It’s one of those too-good-to-be-true sunny days in Los Angeles, and Alan Ball is sitting in a dark, chilly office, talking about death. Not just death, actually, but grief: the unbearable pain; the torment of knowing that we’ll all end up as wormfood. It’s the kind of thing that passes for everyday conversation with Ball, as you might expect from the man responsible for creating hit television shows entitled Six Feet Under and True Blood, which starts on Channel 4 next week. “As much as we pretend we don’t get old, that we don’t die, it’s something we all have to face,” Ball says. “That’s why we have this instinct to rubber-neck at car wrecks. Death is the ultimate mystery." Ball knows of what he speaks. When he was 13, he was a passenger in a car driven by his older sister — it was her 22nd birthday — when she was killed in an accident. “She drove off the highway, there was a blind spot, and she pulled out,” he recalls, still flinching slightly. “The impact broke her neck. It was very bloody.
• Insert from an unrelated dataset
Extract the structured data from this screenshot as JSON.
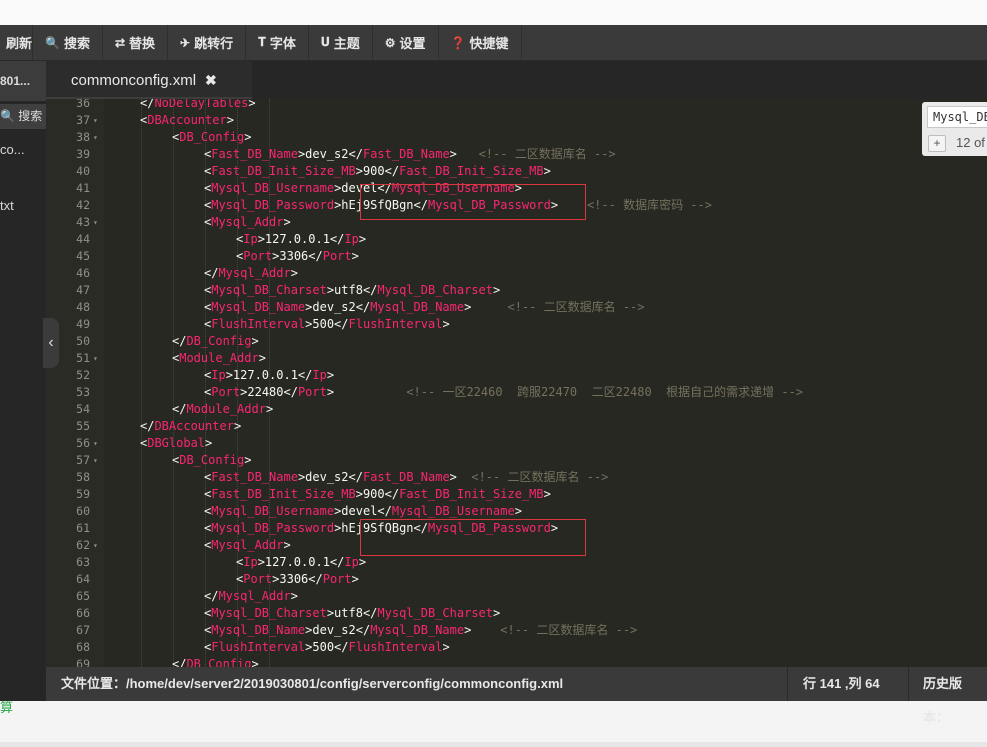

At that impressionable age, Death came and stuck its ugly old face in mine, and said: ‘Hello, here I am.’ ” Ball escaped without a scrape.
It was that terrible event perhaps more than any other that shaped Ball, who ultimately went on to become a playwright, sit-com producer and Oscar-winning screenplay writer — he was responsible for the 1999 Kevin Spacey masterpiece American Beauty — and at the age of 52 has emerged as one of the most unusual and unsettling creative forces in American television.Read on